2016 Elections

Philadelphia's Challenge to Conservative Mythology

The ornate City Hall is a symbol of government extravagance. And glory.

The monument is what matters.

Photographer: Justin Sullivan/Getty Images

My hotel room in Philadelphia features a magnificent view of City Hall. Each day, I've stood at the window and marveled over it; on Tuesday I made a visit. Constructed over the last three decades of the 19th century, the building is larger than the U.S. Capitol. The Washington Monument is only seven feet taller. City Hall's 700 rooms are constructed of 88 million bricks covered in granite and marble. Some walls are 25 feet thick.

And ooh-la-la is it ornate. The City Hall website refers to its design as "High Victorian Picturesque Eclecticism," though it's more commonly called French Second Empire. The most exquisite rooms feature gold leaf on the ceilings, marble columns, mosaic tile. Inside and out, there are more than 250 relief and free-standing sculptures. And, of course, the whole enterprise is topped by the statue of William Penn, who still commands the skyline of the city he lovingly designed.

I asked Greta Greenberger, director of tours and the visitor center at City Hall, why a city with fewer than 700,000 souls at the time the building was commissioned needed its government housed in what was planned to be -- and indeed became -- the largest occupied building in the entire world. She had a short answer: "Because of pride."

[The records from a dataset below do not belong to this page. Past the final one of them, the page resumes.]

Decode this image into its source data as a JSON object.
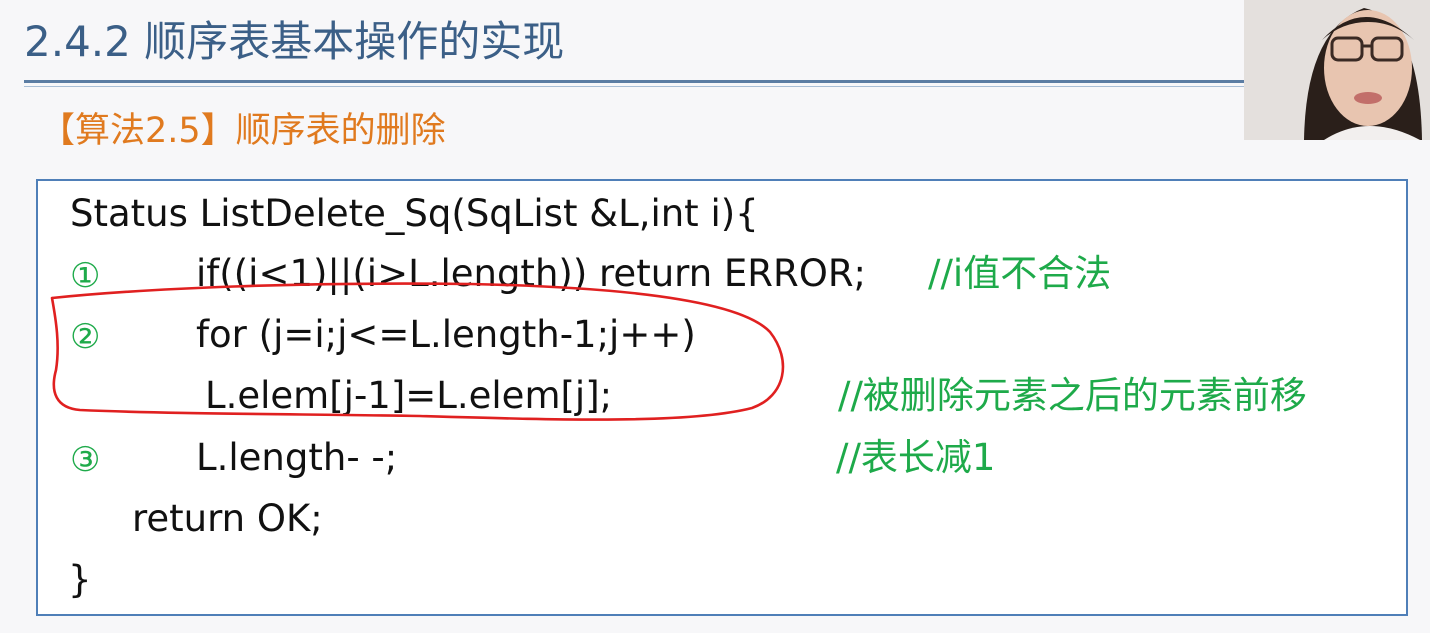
{
  "slide": {
    "title": "2.4.2 顺序表基本操作的实现",
    "subtitle": "【算法2.5】顺序表的删除"
  },
  "code": {
    "line1": "Status ListDelete_Sq(SqList &L,int i){",
    "line2": "if((i<1)||(i>L.length)) return ERROR;",
    "line3": "for (j=i;j<=L.length-1;j++)",
    "line4": "L.elem[j-1]=L.elem[j];",
    "line5": "L.length- -;",
    "line6": "return OK;",
    "line7": "}"
  },
  "markers": {
    "m1": "①",
    "m2": "②",
    "m3": "③"
  },
  "comments": {
    "c1": "//i值不合法",
    "c2": "//被删除元素之后的元素前移",
    "c3": "//表长减1"
  },
  "colors": {
    "title": "#3b5f87",
    "subtitle": "#e07a1f",
    "comment": "#1eaa4a",
    "box_border": "#4f7fb8",
    "annotation": "#e02020"
  }
}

The conservative obsession with small government, and its more recent evolution into hatred of government, is hard to square with this obstinate fact smack in the middle of the City of Brotherly Love. City Hall wasn't constructed without controversy. Viewed with a Quaker's strict and squinting eye, it was no doubt a gaudy excess. The funds needed to erect such a phenomenon were not small to begin with, and grew with the passing years.

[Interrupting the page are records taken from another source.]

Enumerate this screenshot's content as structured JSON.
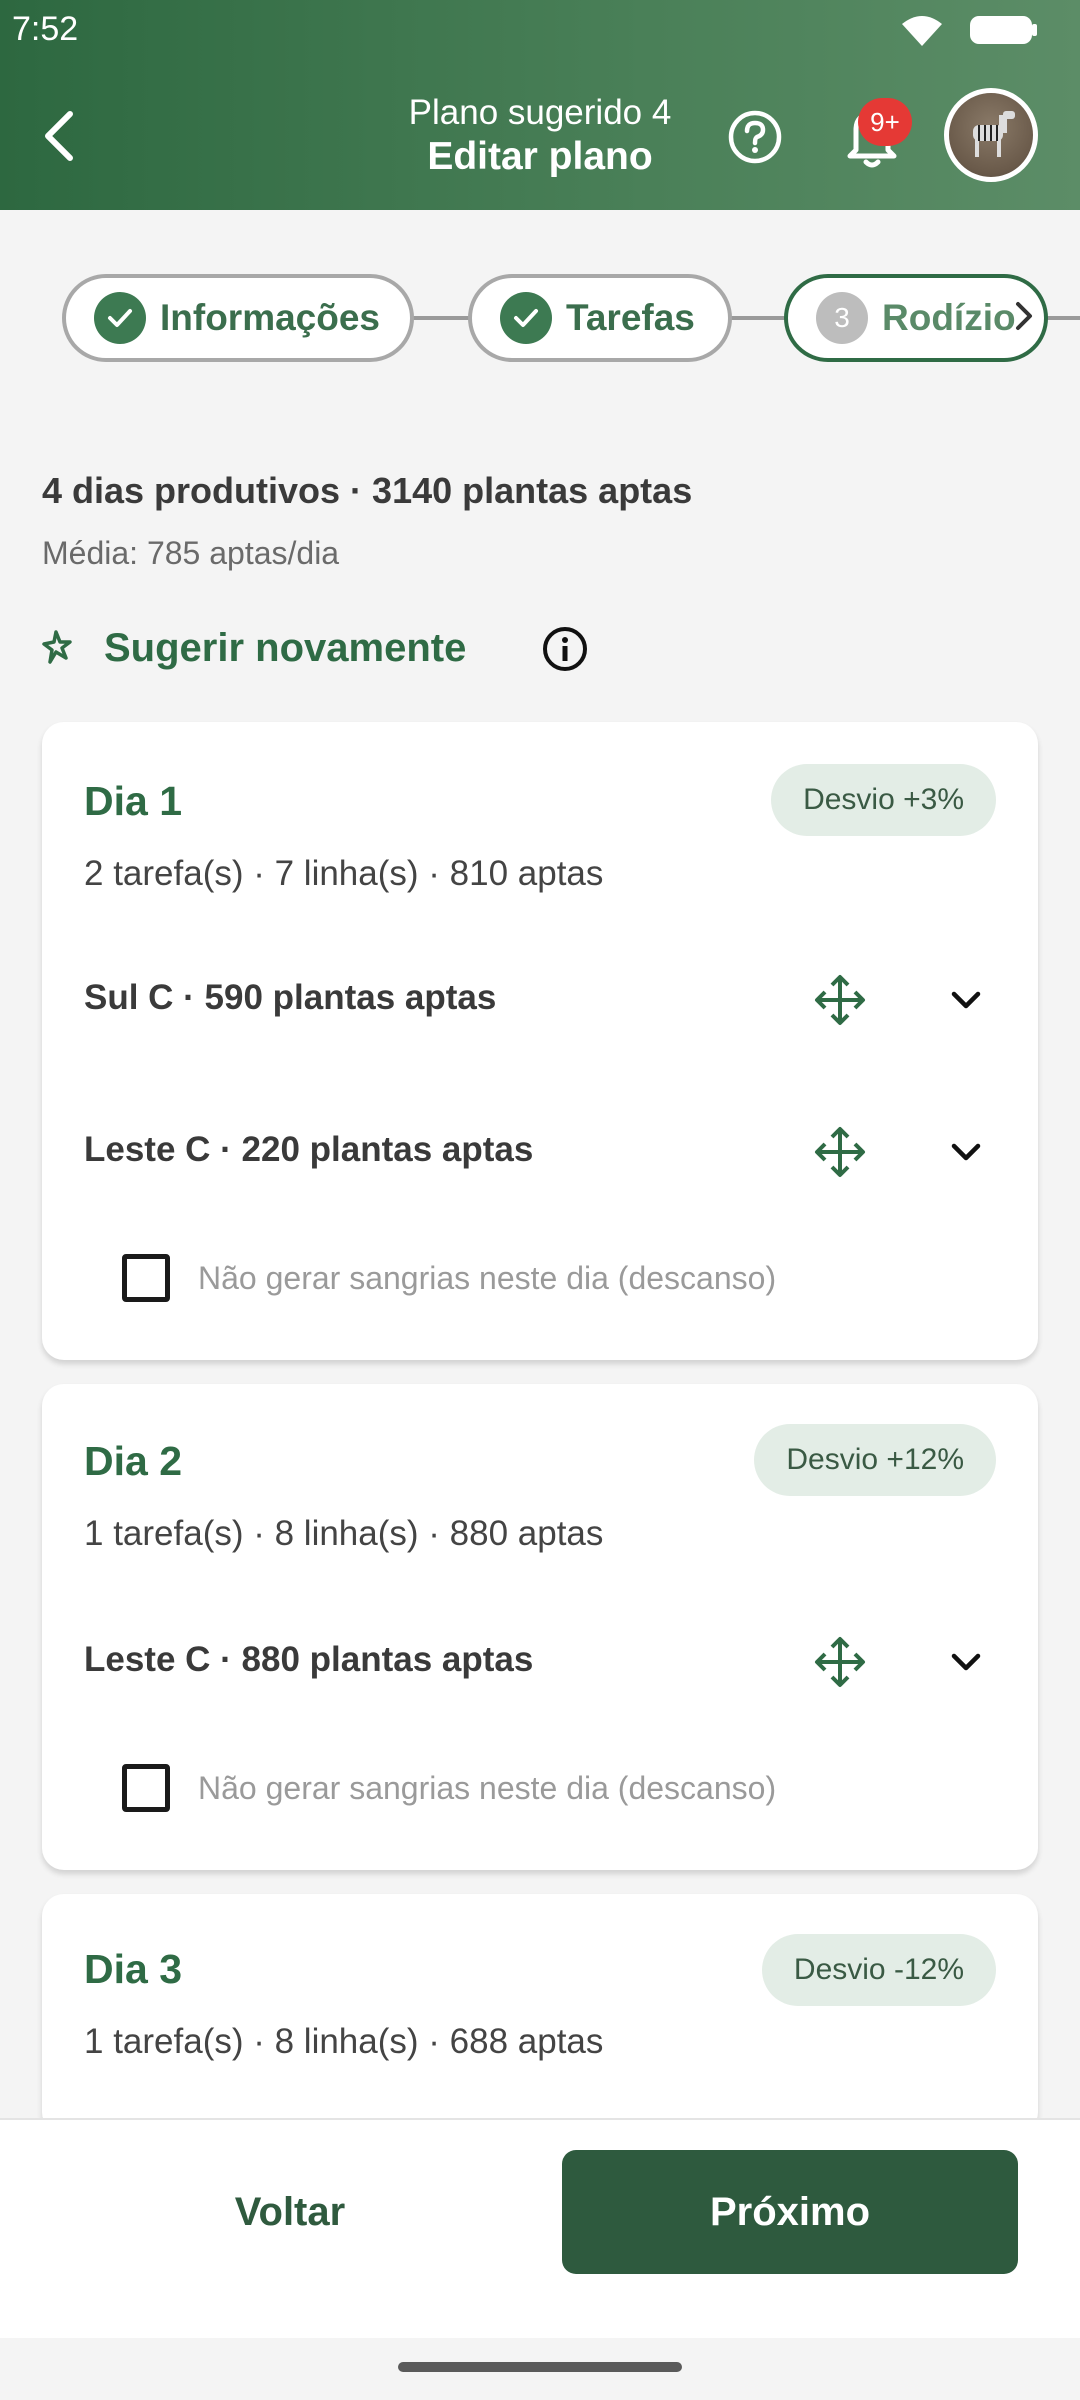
{
  "status_bar": {
    "time": "7:52"
  },
  "header": {
    "subtitle": "Plano sugerido 4",
    "title": "Editar plano",
    "notification_badge": "9+"
  },
  "stepper": {
    "steps": [
      {
        "label": "Informações",
        "state": "done"
      },
      {
        "label": "Tarefas",
        "state": "done"
      },
      {
        "number": "3",
        "label": "Rodízio",
        "state": "active"
      }
    ]
  },
  "summary": {
    "main": "4 dias produtivos · 3140 plantas aptas",
    "average": "Média: 785 aptas/dia",
    "suggest_again": "Sugerir novamente"
  },
  "days": [
    {
      "title": "Dia 1",
      "deviation": "Desvio +3%",
      "meta": "2 tarefa(s) · 7 linha(s) · 810 aptas",
      "tasks": [
        "Sul C · 590 plantas aptas",
        "Leste C · 220 plantas aptas"
      ],
      "rest_label": "Não gerar sangrias neste dia (descanso)"
    },
    {
      "title": "Dia 2",
      "deviation": "Desvio +12%",
      "meta": "1 tarefa(s) · 8 linha(s) · 880 aptas",
      "tasks": [
        "Leste C · 880 plantas aptas"
      ],
      "rest_label": "Não gerar sangrias neste dia (descanso)"
    },
    {
      "title": "Dia 3",
      "deviation": "Desvio -12%",
      "meta": "1 tarefa(s) · 8 linha(s) · 688 aptas"
    }
  ],
  "footer": {
    "back_label": "Voltar",
    "next_label": "Próximo"
  },
  "colors": {
    "primary": "#2f6b45",
    "primary_dark": "#2e5a3e",
    "badge": "#e53935",
    "chip_bg": "#e3ede6"
  }
}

Yet the new Americans who built Philadelphia into a global powerhouse felt their government should project power and majesty as well.

Democrats convening this week in the city can find sustenance in this structure. Its Scottish architect was an immigrant. Alexander Milne Calder, who designed all the sculptures, was one as well. The human figures on the building include Asians facing East, Africans to the South, American Indians to the West, Europeans to the North. Everyone has a place.

Philadelphia is no longer the dynamic force it was, and perhaps liberal overreach or dysfunction deserves some blame along with the inevitable changes of economies and populations. But City Hall, its grandeur still visible beneath the strained budgets of a far less successful city, poses a fundamental question for our democracy: How can you have pride in self-government if you honor only the self?

This column does not necessarily reflect the opinion of the editorial board or Bloomberg LP and its owners.

    To contact the author of this story:
    Francis Wilkinson at fwilkinson1@bloomberg.net

    To contact the editor responsible for this story:
    Katy Roberts at kroberts29@bloomberg.net

    Before it's here, it's on the Bloomberg Terminal.